Marshall was born in Baltimore, Maryland on July 2, 1908, the great-grandson of a slave.

Marshall graduated from Frederick Douglass High School in Baltimore in 1925 and from Lincoln University in Pennsylvania in 1930. At Lincoln University, Marshall was initiated as a member of the first black fraternity, Alpha Phi Alpha.

Marshall wanted to apply to his hometown law school, the University of Maryland School of Law, but the dean said he would not be accepted because of the school’s segregation policy. Marshall instead attended Howard University School of Law, where he graduated from, first in his class, in 1933. Three years later, Marshall would successfully represent his client in bringing suit against the University of Maryland Law School for its policy, ending segregation there (see Murray v. Pearson).

In 1936, Marshall set up a private practice in Baltimore. That year, he began working with the National Association for the Advancement of Colored People (NAACP) in Baltimore.

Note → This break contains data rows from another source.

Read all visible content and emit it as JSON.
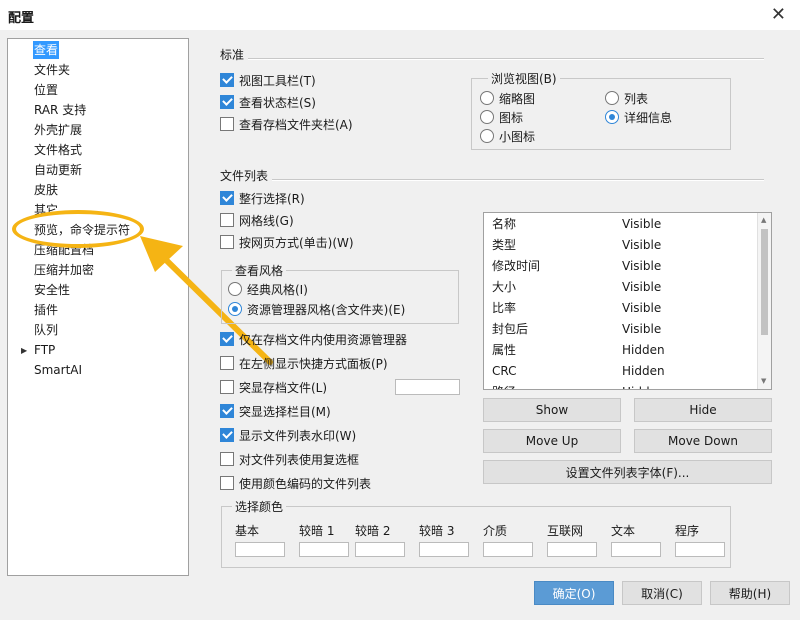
{
  "window": {
    "title": "配置",
    "close_glyph": "✕"
  },
  "nav": {
    "items": [
      {
        "label": "查看",
        "selected": true
      },
      {
        "label": "文件夹"
      },
      {
        "label": "位置"
      },
      {
        "label": "RAR 支持"
      },
      {
        "label": "外壳扩展"
      },
      {
        "label": "文件格式"
      },
      {
        "label": "自动更新"
      },
      {
        "label": "皮肤"
      },
      {
        "label": "其它"
      },
      {
        "label": "预览，命令提示符"
      },
      {
        "label": "压缩配置档"
      },
      {
        "label": "压缩并加密"
      },
      {
        "label": "安全性"
      },
      {
        "label": "插件"
      },
      {
        "label": "队列"
      },
      {
        "label": "FTP",
        "has_children": true
      },
      {
        "label": "SmartAI"
      }
    ],
    "expand_glyph": "▶"
  },
  "standard": {
    "title": "标准",
    "show_toolbar": {
      "label": "视图工具栏(T)",
      "checked": true
    },
    "show_statusbar": {
      "label": "查看状态栏(S)",
      "checked": true
    },
    "show_archive_folder_bar": {
      "label": "查看存档文件夹栏(A)",
      "checked": false
    },
    "browse_view": {
      "title": "浏览视图(B)",
      "options": [
        {
          "label": "缩略图",
          "selected": false
        },
        {
          "label": "列表",
          "selected": false
        },
        {
          "label": "图标",
          "selected": false
        },
        {
          "label": "详细信息",
          "selected": true
        },
        {
          "label": "小图标",
          "selected": false
        }
      ]
    }
  },
  "file_list": {
    "title": "文件列表",
    "full_row_select": {
      "label": "整行选择(R)",
      "checked": true
    },
    "grid_lines": {
      "label": "网格线(G)",
      "checked": false
    },
    "web_style": {
      "label": "按网页方式(单击)(W)",
      "checked": false
    },
    "view_style": {
      "title": "查看风格",
      "classic": {
        "label": "经典风格(I)",
        "selected": false
      },
      "explorer": {
        "label": "资源管理器风格(含文件夹)(E)",
        "selected": true
      }
    },
    "explorer_in_archive": {
      "label": "仅在存档文件内使用资源管理器",
      "checked": true
    },
    "left_shortcuts_panel": {
      "label": "在左侧显示快捷方式面板(P)",
      "checked": false
    },
    "highlight_archives": {
      "label": "突显存档文件(L)",
      "checked": false
    },
    "highlight_selected": {
      "label": "突显选择栏目(M)",
      "checked": true
    },
    "watermark": {
      "label": "显示文件列表水印(W)",
      "checked": true
    },
    "checkboxes": {
      "label": "对文件列表使用复选框",
      "checked": false
    },
    "color_coded": {
      "label": "使用颜色编码的文件列表",
      "checked": false
    }
  },
  "columns": {
    "rows": [
      {
        "name": "名称",
        "state": "Visible"
      },
      {
        "name": "类型",
        "state": "Visible"
      },
      {
        "name": "修改时间",
        "state": "Visible"
      },
      {
        "name": "大小",
        "state": "Visible"
      },
      {
        "name": "比率",
        "state": "Visible"
      },
      {
        "name": "封包后",
        "state": "Visible"
      },
      {
        "name": "属性",
        "state": "Hidden"
      },
      {
        "name": "CRC",
        "state": "Hidden"
      },
      {
        "name": "路径",
        "state": "Hidden"
      }
    ],
    "show_label": "Show",
    "hide_label": "Hide",
    "move_up_label": "Move Up",
    "move_down_label": "Move Down",
    "font_label": "设置文件列表字体(F)..."
  },
  "select_color": {
    "title": "选择颜色",
    "labels": [
      "基本",
      "较暗 1",
      "较暗 2",
      "较暗 3",
      "介质",
      "互联网",
      "文本",
      "程序"
    ]
  },
  "footer": {
    "ok_label": "确定(O)",
    "cancel_label": "取消(C)",
    "help_label": "帮助(H)"
  },
  "colors": {
    "accent": "#f5b414",
    "selection": "#3399ff",
    "check": "#2f86d8"
  }
}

Marshall died of heart failure at the National Naval Medical Center in Bethesda, Maryland, at 2:58 pm on January 24, 1993 at the age of 84. He is buried in Arlington National Cemetery. His second wife and their two sons survived him.